__Required action__
Line count for the string "title" in the records below: report that figure and nothing else.

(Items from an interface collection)
※ ※ ※
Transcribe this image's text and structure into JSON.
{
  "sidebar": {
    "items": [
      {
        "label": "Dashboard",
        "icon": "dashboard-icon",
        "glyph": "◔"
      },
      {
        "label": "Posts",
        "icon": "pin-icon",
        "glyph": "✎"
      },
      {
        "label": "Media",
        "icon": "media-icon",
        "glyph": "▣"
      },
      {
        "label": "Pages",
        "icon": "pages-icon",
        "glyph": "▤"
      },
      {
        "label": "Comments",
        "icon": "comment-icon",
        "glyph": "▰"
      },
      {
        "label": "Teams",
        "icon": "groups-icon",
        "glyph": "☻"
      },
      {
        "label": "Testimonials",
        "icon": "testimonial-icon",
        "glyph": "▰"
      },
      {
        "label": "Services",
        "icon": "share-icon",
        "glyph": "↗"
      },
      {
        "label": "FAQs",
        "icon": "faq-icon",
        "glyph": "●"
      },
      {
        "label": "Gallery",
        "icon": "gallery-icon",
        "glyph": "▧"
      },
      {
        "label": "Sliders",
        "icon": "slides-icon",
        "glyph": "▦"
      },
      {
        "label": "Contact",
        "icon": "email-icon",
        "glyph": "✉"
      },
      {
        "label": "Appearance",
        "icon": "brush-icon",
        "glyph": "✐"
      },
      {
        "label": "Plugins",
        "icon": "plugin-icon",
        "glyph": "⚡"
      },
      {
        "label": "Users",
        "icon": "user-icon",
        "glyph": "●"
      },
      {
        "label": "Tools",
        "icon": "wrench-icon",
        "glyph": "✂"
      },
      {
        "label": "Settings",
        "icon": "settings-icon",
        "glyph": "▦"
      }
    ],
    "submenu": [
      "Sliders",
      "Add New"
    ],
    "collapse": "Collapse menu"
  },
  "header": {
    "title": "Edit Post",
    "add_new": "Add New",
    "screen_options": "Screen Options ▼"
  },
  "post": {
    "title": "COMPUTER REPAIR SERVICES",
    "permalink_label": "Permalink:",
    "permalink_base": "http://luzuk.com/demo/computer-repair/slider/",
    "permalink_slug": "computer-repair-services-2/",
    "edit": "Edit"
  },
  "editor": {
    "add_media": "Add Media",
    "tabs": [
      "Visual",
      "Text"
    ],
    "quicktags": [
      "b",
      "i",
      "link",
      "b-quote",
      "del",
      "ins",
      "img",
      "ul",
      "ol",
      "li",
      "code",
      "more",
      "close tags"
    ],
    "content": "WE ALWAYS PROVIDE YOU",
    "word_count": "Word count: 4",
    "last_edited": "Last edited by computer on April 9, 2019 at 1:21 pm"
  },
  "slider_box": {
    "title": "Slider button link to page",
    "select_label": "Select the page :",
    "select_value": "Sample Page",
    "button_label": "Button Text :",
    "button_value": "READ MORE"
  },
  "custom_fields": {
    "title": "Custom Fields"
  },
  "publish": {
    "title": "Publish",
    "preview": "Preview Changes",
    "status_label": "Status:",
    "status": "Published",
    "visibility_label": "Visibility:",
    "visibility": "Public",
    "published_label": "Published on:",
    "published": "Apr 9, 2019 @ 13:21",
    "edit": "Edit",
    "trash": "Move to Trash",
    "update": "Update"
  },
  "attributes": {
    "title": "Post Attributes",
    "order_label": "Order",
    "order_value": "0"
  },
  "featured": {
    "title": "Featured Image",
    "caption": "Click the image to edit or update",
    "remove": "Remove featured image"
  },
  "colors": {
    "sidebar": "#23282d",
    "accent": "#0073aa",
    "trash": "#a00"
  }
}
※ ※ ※
__Written answer__
7